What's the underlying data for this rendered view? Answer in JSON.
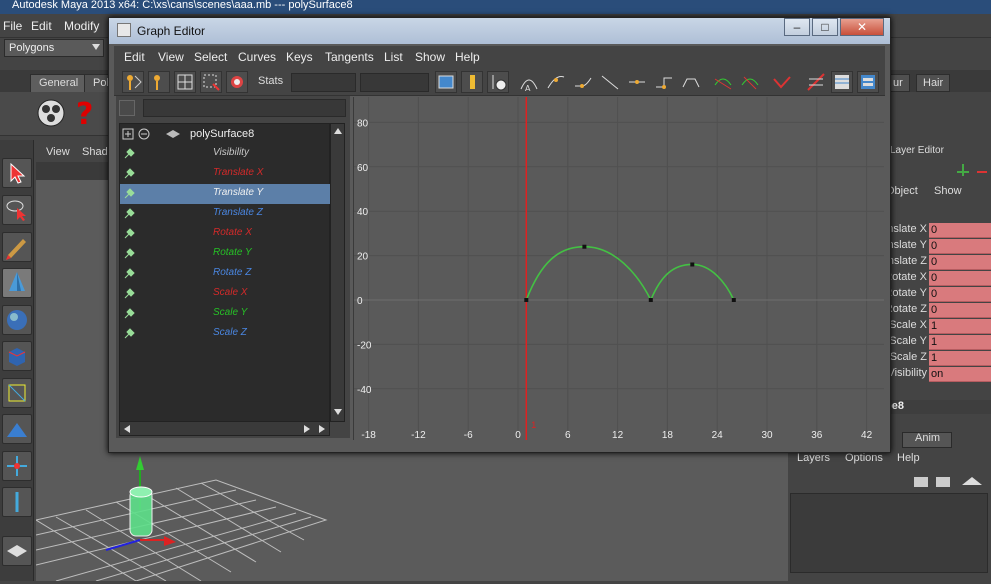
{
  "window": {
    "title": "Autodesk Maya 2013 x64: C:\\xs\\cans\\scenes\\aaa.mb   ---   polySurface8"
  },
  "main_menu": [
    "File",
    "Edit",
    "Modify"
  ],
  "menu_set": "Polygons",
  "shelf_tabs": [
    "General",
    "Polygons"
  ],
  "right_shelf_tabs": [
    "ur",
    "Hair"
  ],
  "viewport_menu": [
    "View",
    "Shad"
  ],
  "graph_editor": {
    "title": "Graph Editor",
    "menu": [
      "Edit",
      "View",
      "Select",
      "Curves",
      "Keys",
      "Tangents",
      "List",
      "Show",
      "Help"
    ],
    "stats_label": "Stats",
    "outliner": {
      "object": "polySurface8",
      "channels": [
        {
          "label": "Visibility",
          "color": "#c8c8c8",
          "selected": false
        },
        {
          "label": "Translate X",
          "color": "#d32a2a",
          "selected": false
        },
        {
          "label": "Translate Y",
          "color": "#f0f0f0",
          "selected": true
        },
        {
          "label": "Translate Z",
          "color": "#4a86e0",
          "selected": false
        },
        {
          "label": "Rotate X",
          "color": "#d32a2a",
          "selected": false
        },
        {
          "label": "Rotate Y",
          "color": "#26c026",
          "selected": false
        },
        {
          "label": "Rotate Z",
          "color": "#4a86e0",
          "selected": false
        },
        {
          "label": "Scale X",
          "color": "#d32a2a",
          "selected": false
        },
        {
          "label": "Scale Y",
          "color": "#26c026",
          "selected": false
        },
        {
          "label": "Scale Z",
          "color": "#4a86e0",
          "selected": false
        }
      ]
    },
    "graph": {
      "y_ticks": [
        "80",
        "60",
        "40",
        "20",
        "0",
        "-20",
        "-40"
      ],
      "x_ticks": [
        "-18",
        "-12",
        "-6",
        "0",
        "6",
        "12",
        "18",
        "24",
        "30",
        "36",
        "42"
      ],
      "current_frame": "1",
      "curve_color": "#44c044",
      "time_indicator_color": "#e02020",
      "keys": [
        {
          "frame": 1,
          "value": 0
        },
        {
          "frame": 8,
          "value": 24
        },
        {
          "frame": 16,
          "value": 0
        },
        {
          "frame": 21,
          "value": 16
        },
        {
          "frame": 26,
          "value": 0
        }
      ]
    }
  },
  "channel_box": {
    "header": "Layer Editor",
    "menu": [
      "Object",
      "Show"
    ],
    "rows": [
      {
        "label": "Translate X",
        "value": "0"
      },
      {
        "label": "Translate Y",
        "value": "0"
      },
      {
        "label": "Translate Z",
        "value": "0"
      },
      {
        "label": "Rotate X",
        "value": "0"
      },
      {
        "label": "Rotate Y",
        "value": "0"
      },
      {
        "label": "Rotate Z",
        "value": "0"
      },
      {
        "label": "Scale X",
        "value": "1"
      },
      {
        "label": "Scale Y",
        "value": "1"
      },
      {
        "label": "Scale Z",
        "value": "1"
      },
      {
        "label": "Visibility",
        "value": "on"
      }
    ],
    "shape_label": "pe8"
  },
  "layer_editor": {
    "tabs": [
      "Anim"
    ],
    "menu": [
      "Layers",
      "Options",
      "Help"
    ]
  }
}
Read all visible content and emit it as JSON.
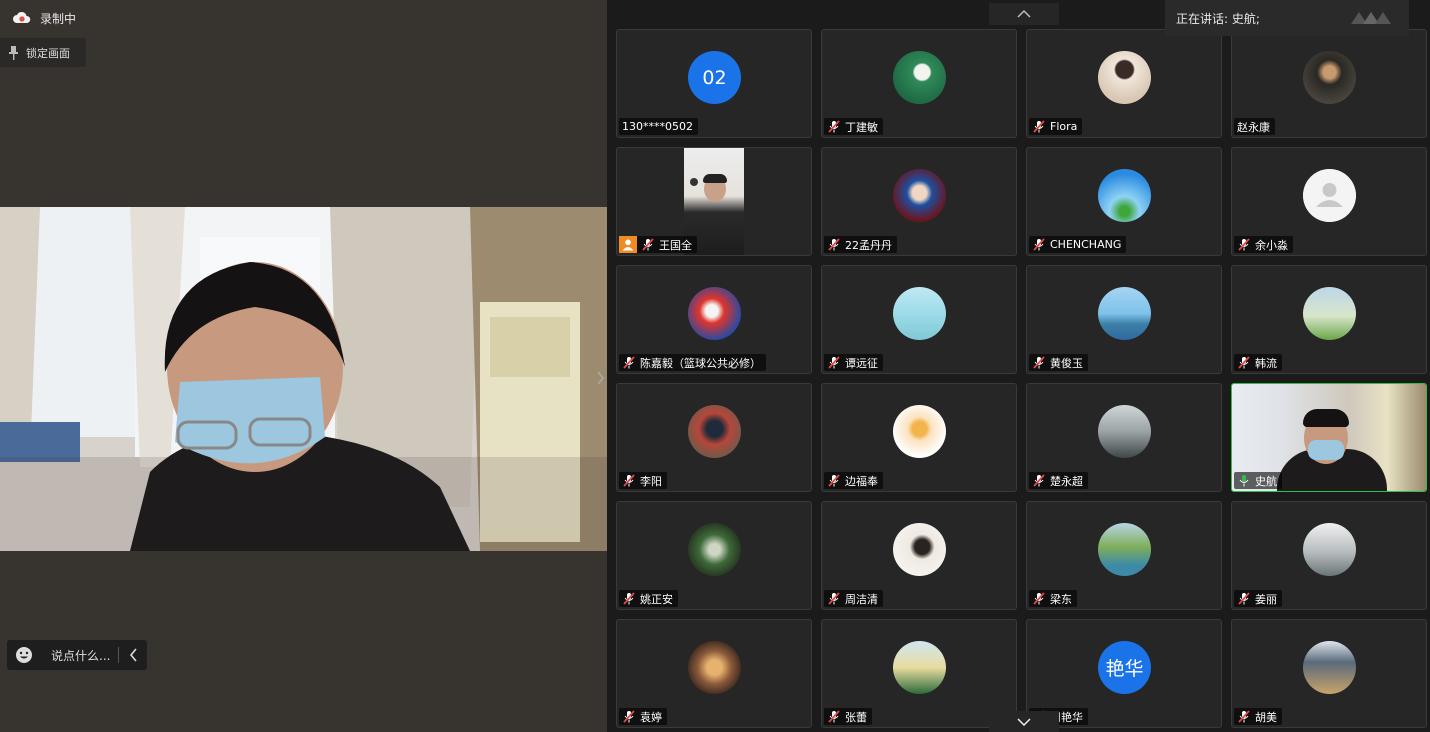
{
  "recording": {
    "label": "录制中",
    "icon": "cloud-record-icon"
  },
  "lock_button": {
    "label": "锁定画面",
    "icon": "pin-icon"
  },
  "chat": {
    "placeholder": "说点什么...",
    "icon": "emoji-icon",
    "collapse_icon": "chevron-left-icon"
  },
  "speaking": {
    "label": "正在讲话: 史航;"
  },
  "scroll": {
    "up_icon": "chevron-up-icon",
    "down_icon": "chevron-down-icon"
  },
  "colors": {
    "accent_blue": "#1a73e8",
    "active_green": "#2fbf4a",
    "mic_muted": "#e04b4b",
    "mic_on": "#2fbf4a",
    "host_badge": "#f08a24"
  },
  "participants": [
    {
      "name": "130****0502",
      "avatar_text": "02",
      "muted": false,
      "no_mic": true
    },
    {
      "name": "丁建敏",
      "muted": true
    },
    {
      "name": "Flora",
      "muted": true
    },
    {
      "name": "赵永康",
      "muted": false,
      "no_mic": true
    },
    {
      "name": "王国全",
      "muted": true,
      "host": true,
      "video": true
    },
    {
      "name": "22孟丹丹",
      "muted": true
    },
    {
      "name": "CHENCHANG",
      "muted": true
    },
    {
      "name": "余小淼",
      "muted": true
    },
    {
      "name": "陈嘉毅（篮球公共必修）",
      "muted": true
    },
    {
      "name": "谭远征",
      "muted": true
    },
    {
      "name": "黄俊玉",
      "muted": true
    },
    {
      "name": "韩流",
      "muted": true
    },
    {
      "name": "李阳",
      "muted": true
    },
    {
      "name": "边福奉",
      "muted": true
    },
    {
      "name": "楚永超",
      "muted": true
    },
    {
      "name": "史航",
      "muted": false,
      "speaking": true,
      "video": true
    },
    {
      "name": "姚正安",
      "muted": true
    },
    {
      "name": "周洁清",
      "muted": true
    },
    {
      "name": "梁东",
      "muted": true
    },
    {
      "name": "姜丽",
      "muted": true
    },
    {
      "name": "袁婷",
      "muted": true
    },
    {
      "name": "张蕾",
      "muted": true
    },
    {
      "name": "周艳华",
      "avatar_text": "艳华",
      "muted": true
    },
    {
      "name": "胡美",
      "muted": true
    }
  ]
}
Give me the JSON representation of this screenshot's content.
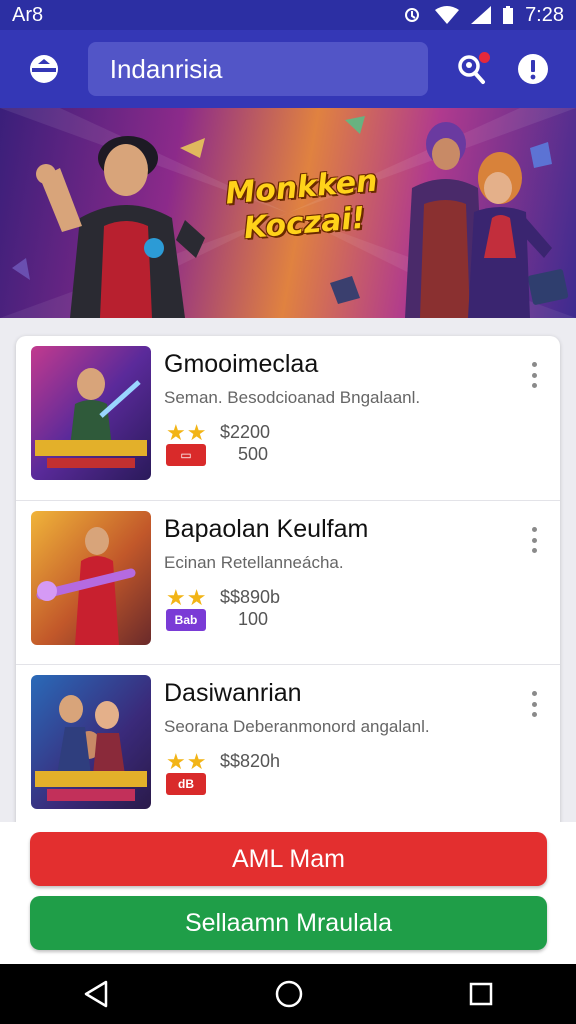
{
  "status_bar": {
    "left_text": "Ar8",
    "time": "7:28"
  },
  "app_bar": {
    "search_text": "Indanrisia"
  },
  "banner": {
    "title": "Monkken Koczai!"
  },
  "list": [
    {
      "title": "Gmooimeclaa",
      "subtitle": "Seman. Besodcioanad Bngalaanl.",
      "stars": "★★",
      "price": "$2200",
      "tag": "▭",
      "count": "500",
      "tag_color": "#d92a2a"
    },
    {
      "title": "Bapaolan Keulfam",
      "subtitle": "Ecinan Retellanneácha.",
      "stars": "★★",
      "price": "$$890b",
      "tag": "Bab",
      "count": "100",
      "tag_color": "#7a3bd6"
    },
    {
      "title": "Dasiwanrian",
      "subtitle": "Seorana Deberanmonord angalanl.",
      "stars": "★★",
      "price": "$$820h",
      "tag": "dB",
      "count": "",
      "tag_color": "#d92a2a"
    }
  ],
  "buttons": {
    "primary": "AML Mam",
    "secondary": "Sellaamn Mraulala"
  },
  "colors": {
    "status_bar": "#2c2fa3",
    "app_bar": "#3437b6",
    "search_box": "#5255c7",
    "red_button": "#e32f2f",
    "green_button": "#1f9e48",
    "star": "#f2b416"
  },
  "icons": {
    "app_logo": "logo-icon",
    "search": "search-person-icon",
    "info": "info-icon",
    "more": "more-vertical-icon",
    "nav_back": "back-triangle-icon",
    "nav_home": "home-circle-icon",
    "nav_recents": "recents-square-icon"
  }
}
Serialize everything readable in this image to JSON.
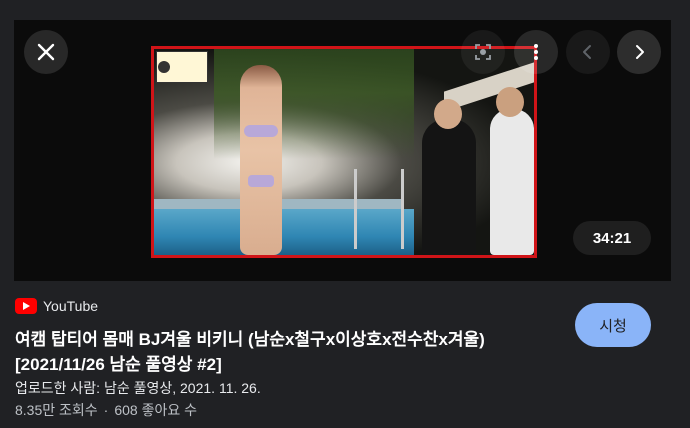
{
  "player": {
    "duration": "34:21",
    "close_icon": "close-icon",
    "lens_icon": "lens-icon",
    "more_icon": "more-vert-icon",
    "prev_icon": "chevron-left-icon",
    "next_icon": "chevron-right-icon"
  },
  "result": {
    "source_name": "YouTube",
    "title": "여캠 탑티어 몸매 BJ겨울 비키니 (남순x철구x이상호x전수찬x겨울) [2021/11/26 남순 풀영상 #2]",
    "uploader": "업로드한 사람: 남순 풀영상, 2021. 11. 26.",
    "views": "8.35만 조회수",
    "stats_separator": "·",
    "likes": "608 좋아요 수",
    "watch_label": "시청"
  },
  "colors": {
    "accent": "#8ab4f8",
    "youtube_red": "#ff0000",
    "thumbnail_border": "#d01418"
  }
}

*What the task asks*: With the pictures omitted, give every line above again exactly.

*Exercise response*:
What's the underlying data for this rendered view? Answer in JSON.
{
  "window": {
    "title": "Autodesk Maya 2013 x64: C:\\xs\\cans\\scenes\\aaa.mb   ---   polySurface8"
  },
  "main_menu": [
    "File",
    "Edit",
    "Modify"
  ],
  "menu_set": "Polygons",
  "shelf_tabs": [
    "General",
    "Polygons"
  ],
  "right_shelf_tabs": [
    "ur",
    "Hair"
  ],
  "viewport_menu": [
    "View",
    "Shad"
  ],
  "graph_editor": {
    "title": "Graph Editor",
    "menu": [
      "Edit",
      "View",
      "Select",
      "Curves",
      "Keys",
      "Tangents",
      "List",
      "Show",
      "Help"
    ],
    "stats_label": "Stats",
    "outliner": {
      "object": "polySurface8",
      "channels": [
        {
          "label": "Visibility",
          "color": "#c8c8c8",
          "selected": false
        },
        {
          "label": "Translate X",
          "color": "#d32a2a",
          "selected": false
        },
        {
          "label": "Translate Y",
          "color": "#f0f0f0",
          "selected": true
        },
        {
          "label": "Translate Z",
          "color": "#4a86e0",
          "selected": false
        },
        {
          "label": "Rotate X",
          "color": "#d32a2a",
          "selected": false
        },
        {
          "label": "Rotate Y",
          "color": "#26c026",
          "selected": false
        },
        {
          "label": "Rotate Z",
          "color": "#4a86e0",
          "selected": false
        },
        {
          "label": "Scale X",
          "color": "#d32a2a",
          "selected": false
        },
        {
          "label": "Scale Y",
          "color": "#26c026",
          "selected": false
        },
        {
          "label": "Scale Z",
          "color": "#4a86e0",
          "selected": false
        }
      ]
    },
    "graph": {
      "y_ticks": [
        "80",
        "60",
        "40",
        "20",
        "0",
        "-20",
        "-40"
      ],
      "x_ticks": [
        "-18",
        "-12",
        "-6",
        "0",
        "6",
        "12",
        "18",
        "24",
        "30",
        "36",
        "42"
      ],
      "current_frame": "1",
      "curve_color": "#44c044",
      "time_indicator_color": "#e02020",
      "keys": [
        {
          "frame": 1,
          "value": 0
        },
        {
          "frame": 8,
          "value": 24
        },
        {
          "frame": 16,
          "value": 0
        },
        {
          "frame": 21,
          "value": 16
        },
        {
          "frame": 26,
          "value": 0
        }
      ]
    }
  },
  "channel_box": {
    "header": "Layer Editor",
    "menu": [
      "Object",
      "Show"
    ],
    "rows": [
      {
        "label": "Translate X",
        "value": "0"
      },
      {
        "label": "Translate Y",
        "value": "0"
      },
      {
        "label": "Translate Z",
        "value": "0"
      },
      {
        "label": "Rotate X",
        "value": "0"
      },
      {
        "label": "Rotate Y",
        "value": "0"
      },
      {
        "label": "Rotate Z",
        "value": "0"
      },
      {
        "label": "Scale X",
        "value": "1"
      },
      {
        "label": "Scale Y",
        "value": "1"
      },
      {
        "label": "Scale Z",
        "value": "1"
      },
      {
        "label": "Visibility",
        "value": "on"
      }
    ],
    "shape_label": "pe8"
  },
  "layer_editor": {
    "tabs": [
      "Anim"
    ],
    "menu": [
      "Layers",
      "Options",
      "Help"
    ]
  }
}
Read all visible content and emit it as JSON.
{
  "recording": {
    "label": "录制中",
    "icon": "cloud-record-icon"
  },
  "lock_button": {
    "label": "锁定画面",
    "icon": "pin-icon"
  },
  "chat": {
    "placeholder": "说点什么...",
    "icon": "emoji-icon",
    "collapse_icon": "chevron-left-icon"
  },
  "speaking": {
    "label": "正在讲话: 史航;"
  },
  "scroll": {
    "up_icon": "chevron-up-icon",
    "down_icon": "chevron-down-icon"
  },
  "colors": {
    "accent_blue": "#1a73e8",
    "active_green": "#2fbf4a",
    "mic_muted": "#e04b4b",
    "mic_on": "#2fbf4a",
    "host_badge": "#f08a24"
  },
  "participants": [
    {
      "name": "130****0502",
      "avatar_text": "02",
      "muted": false,
      "no_mic": true
    },
    {
      "name": "丁建敏",
      "muted": true
    },
    {
      "name": "Flora",
      "muted": true
    },
    {
      "name": "赵永康",
      "muted": false,
      "no_mic": true
    },
    {
      "name": "王国全",
      "muted": true,
      "host": true,
      "video": true
    },
    {
      "name": "22孟丹丹",
      "muted": true
    },
    {
      "name": "CHENCHANG",
      "muted": true
    },
    {
      "name": "余小淼",
      "muted": true
    },
    {
      "name": "陈嘉毅（篮球公共必修）",
      "muted": true
    },
    {
      "name": "谭远征",
      "muted": true
    },
    {
      "name": "黄俊玉",
      "muted": true
    },
    {
      "name": "韩流",
      "muted": true
    },
    {
      "name": "李阳",
      "muted": true
    },
    {
      "name": "边福奉",
      "muted": true
    },
    {
      "name": "楚永超",
      "muted": true
    },
    {
      "name": "史航",
      "muted": false,
      "speaking": true,
      "video": true
    },
    {
      "name": "姚正安",
      "muted": true
    },
    {
      "name": "周洁清",
      "muted": true
    },
    {
      "name": "梁东",
      "muted": true
    },
    {
      "name": "姜丽",
      "muted": true
    },
    {
      "name": "袁婷",
      "muted": true
    },
    {
      "name": "张蕾",
      "muted": true
    },
    {
      "name": "周艳华",
      "avatar_text": "艳华",
      "muted": true
    },
    {
      "name": "胡美",
      "muted": true
    }
  ]
}
Give me the JSON representation of this screenshot's content.
{
  "status_bar": {
    "left_text": "Ar8",
    "time": "7:28"
  },
  "app_bar": {
    "search_text": "Indanrisia"
  },
  "banner": {
    "title": "Monkken Koczai!"
  },
  "list": [
    {
      "title": "Gmooimeclaa",
      "subtitle": "Seman. Besodcioanad Bngalaanl.",
      "stars": "★★",
      "price": "$2200",
      "tag": "▭",
      "count": "500",
      "tag_color": "#d92a2a"
    },
    {
      "title": "Bapaolan Keulfam",
      "subtitle": "Ecinan Retellanneácha.",
      "stars": "★★",
      "price": "$$890b",
      "tag": "Bab",
      "count": "100",
      "tag_color": "#7a3bd6"
    },
    {
      "title": "Dasiwanrian",
      "subtitle": "Seorana Deberanmonord angalanl.",
      "stars": "★★",
      "price": "$$820h",
      "tag": "dB",
      "count": "",
      "tag_color": "#d92a2a"
    }
  ],
  "buttons": {
    "primary": "AML Mam",
    "secondary": "Sellaamn Mraulala"
  },
  "colors": {
    "status_bar": "#2c2fa3",
    "app_bar": "#3437b6",
    "search_box": "#5255c7",
    "red_button": "#e32f2f",
    "green_button": "#1f9e48",
    "star": "#f2b416"
  },
  "icons": {
    "app_logo": "logo-icon",
    "search": "search-person-icon",
    "info": "info-icon",
    "more": "more-vertical-icon",
    "nav_back": "back-triangle-icon",
    "nav_home": "home-circle-icon",
    "nav_recents": "recents-square-icon"
  }
}
Serialize everything readable in this image to JSON.
{
  "player": {
    "duration": "34:21",
    "close_icon": "close-icon",
    "lens_icon": "lens-icon",
    "more_icon": "more-vert-icon",
    "prev_icon": "chevron-left-icon",
    "next_icon": "chevron-right-icon"
  },
  "result": {
    "source_name": "YouTube",
    "title": "여캠 탑티어 몸매 BJ겨울 비키니 (남순x철구x이상호x전수찬x겨울) [2021/11/26 남순 풀영상 #2]",
    "uploader": "업로드한 사람: 남순 풀영상, 2021. 11. 26.",
    "views": "8.35만 조회수",
    "stats_separator": "·",
    "likes": "608 좋아요 수",
    "watch_label": "시청"
  },
  "colors": {
    "accent": "#8ab4f8",
    "youtube_red": "#ff0000",
    "thumbnail_border": "#d01418"
  }
}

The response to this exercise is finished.